Task brief:
Give the data back exactly. Leave out any images.
====== Information shown ======
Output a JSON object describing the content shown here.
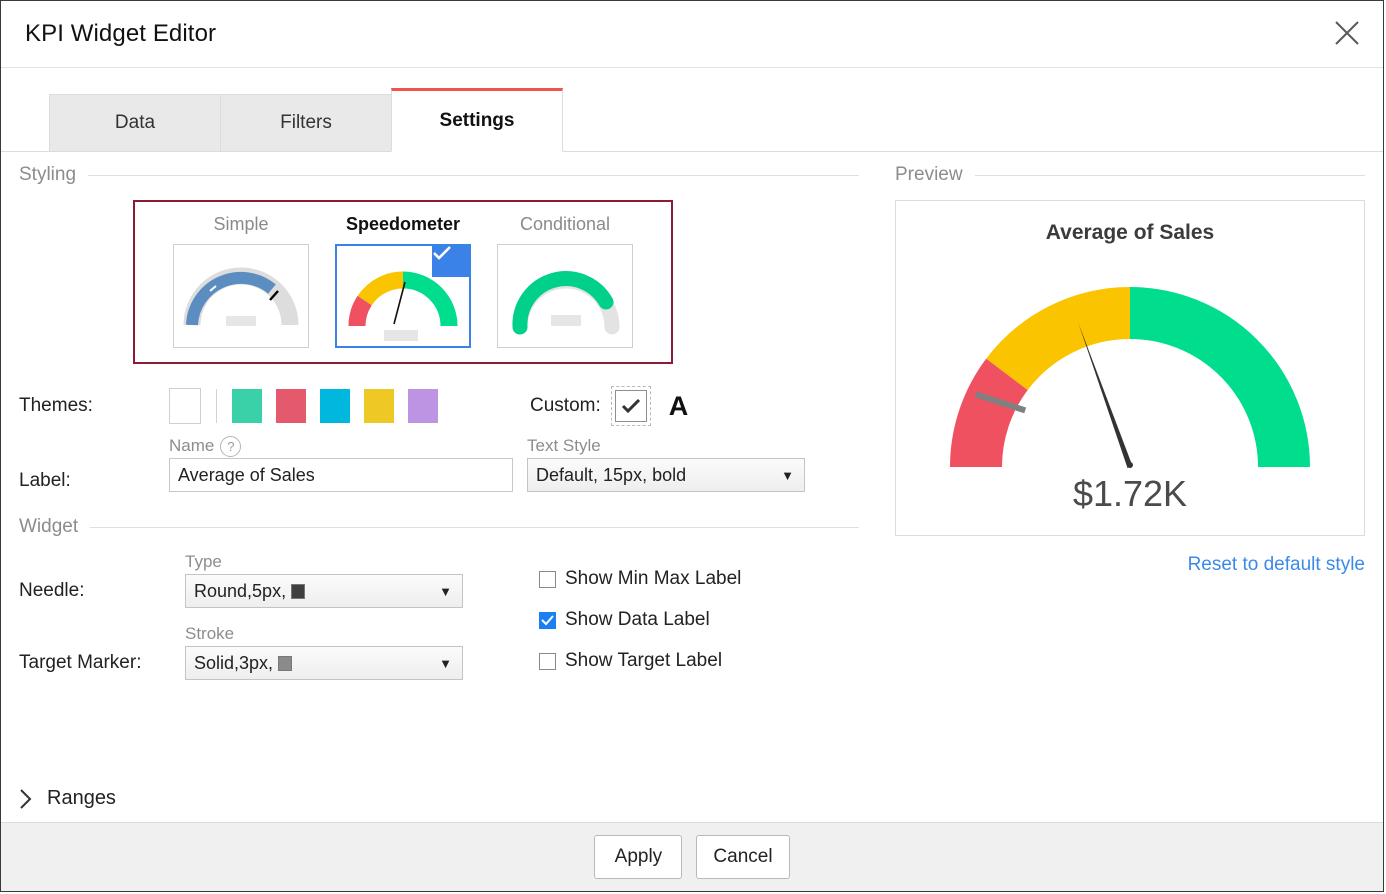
{
  "dialog": {
    "title": "KPI Widget Editor",
    "close_icon": "close-icon"
  },
  "tabs": [
    {
      "label": "Data",
      "active": false
    },
    {
      "label": "Filters",
      "active": false
    },
    {
      "label": "Settings",
      "active": true
    }
  ],
  "styling": {
    "heading": "Styling",
    "options": [
      {
        "label": "Simple",
        "selected": false
      },
      {
        "label": "Speedometer",
        "selected": true
      },
      {
        "label": "Conditional",
        "selected": false
      }
    ],
    "selected_border_color": "#8c1b33",
    "selected_thumb_color": "#3b82e8"
  },
  "themes": {
    "label": "Themes:",
    "blank_swatch": "#ffffff",
    "colors": [
      "#3ad1a8",
      "#e4596b",
      "#00b8dd",
      "#eec925",
      "#bd93e3"
    ],
    "custom_label": "Custom:",
    "custom_checked": true,
    "font_icon_label": "A"
  },
  "label_section": {
    "row_label": "Label:",
    "name_caption": "Name",
    "help_glyph": "?",
    "name_value": "Average of Sales",
    "text_style_caption": "Text Style",
    "text_style_value": "Default, 15px, bold"
  },
  "widget": {
    "heading": "Widget",
    "needle": {
      "row_label": "Needle:",
      "caption": "Type",
      "value": "Round,5px,",
      "color": "#3f3f3f"
    },
    "target_marker": {
      "row_label": "Target Marker:",
      "caption": "Stroke",
      "value": "Solid,3px,",
      "color": "#8a8a8a"
    },
    "checkboxes": [
      {
        "label": "Show Min Max Label",
        "checked": false
      },
      {
        "label": "Show Data Label",
        "checked": true
      },
      {
        "label": "Show Target Label",
        "checked": false
      }
    ]
  },
  "ranges": {
    "label": "Ranges",
    "expand_icon": "chevron-right-icon",
    "expanded": false
  },
  "preview": {
    "heading": "Preview",
    "reset_link": "Reset to default style",
    "gauge_title": "Average of Sales",
    "data_label": "$1.72K"
  },
  "footer": {
    "apply_label": "Apply",
    "cancel_label": "Cancel"
  },
  "chart_data": {
    "type": "gauge",
    "title": "Average of Sales",
    "value": 1720,
    "value_label": "$1.72K",
    "min": 0,
    "max": 4000,
    "target": 400,
    "needle_angle_deg": 107,
    "target_angle_deg": 162,
    "bands": [
      {
        "name": "low",
        "color": "#ef5160",
        "start_deg": 180,
        "end_deg": 143
      },
      {
        "name": "medium",
        "color": "#fbc400",
        "start_deg": 143,
        "end_deg": 90
      },
      {
        "name": "high",
        "color": "#00dd8d",
        "start_deg": 90,
        "end_deg": 0
      }
    ],
    "needle_color": "#333333",
    "target_marker_color": "#808080"
  }
}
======
Answer space:
Output a JSON object describing the content shown here.
{
  "dialog": {
    "title": "KPI Widget Editor",
    "close_icon": "close-icon"
  },
  "tabs": [
    {
      "label": "Data",
      "active": false
    },
    {
      "label": "Filters",
      "active": false
    },
    {
      "label": "Settings",
      "active": true
    }
  ],
  "styling": {
    "heading": "Styling",
    "options": [
      {
        "label": "Simple",
        "selected": false
      },
      {
        "label": "Speedometer",
        "selected": true
      },
      {
        "label": "Conditional",
        "selected": false
      }
    ],
    "selected_border_color": "#8c1b33",
    "selected_thumb_color": "#3b82e8"
  },
  "themes": {
    "label": "Themes:",
    "blank_swatch": "#ffffff",
    "colors": [
      "#3ad1a8",
      "#e4596b",
      "#00b8dd",
      "#eec925",
      "#bd93e3"
    ],
    "custom_label": "Custom:",
    "custom_checked": true,
    "font_icon_label": "A"
  },
  "label_section": {
    "row_label": "Label:",
    "name_caption": "Name",
    "help_glyph": "?",
    "name_value": "Average of Sales",
    "text_style_caption": "Text Style",
    "text_style_value": "Default, 15px, bold"
  },
  "widget": {
    "heading": "Widget",
    "needle": {
      "row_label": "Needle:",
      "caption": "Type",
      "value": "Round,5px,",
      "color": "#3f3f3f"
    },
    "target_marker": {
      "row_label": "Target Marker:",
      "caption": "Stroke",
      "value": "Solid,3px,",
      "color": "#8a8a8a"
    },
    "checkboxes": [
      {
        "label": "Show Min Max Label",
        "checked": false
      },
      {
        "label": "Show Data Label",
        "checked": true
      },
      {
        "label": "Show Target Label",
        "checked": false
      }
    ]
  },
  "ranges": {
    "label": "Ranges",
    "expand_icon": "chevron-right-icon",
    "expanded": false
  },
  "preview": {
    "heading": "Preview",
    "reset_link": "Reset to default style",
    "gauge_title": "Average of Sales",
    "data_label": "$1.72K"
  },
  "footer": {
    "apply_label": "Apply",
    "cancel_label": "Cancel"
  },
  "chart_data": {
    "type": "gauge",
    "title": "Average of Sales",
    "value": 1720,
    "value_label": "$1.72K",
    "min": 0,
    "max": 4000,
    "target": 400,
    "needle_angle_deg": 107,
    "target_angle_deg": 162,
    "bands": [
      {
        "name": "low",
        "color": "#ef5160",
        "start_deg": 180,
        "end_deg": 143
      },
      {
        "name": "medium",
        "color": "#fbc400",
        "start_deg": 143,
        "end_deg": 90
      },
      {
        "name": "high",
        "color": "#00dd8d",
        "start_deg": 90,
        "end_deg": 0
      }
    ],
    "needle_color": "#333333",
    "target_marker_color": "#808080"
  }
}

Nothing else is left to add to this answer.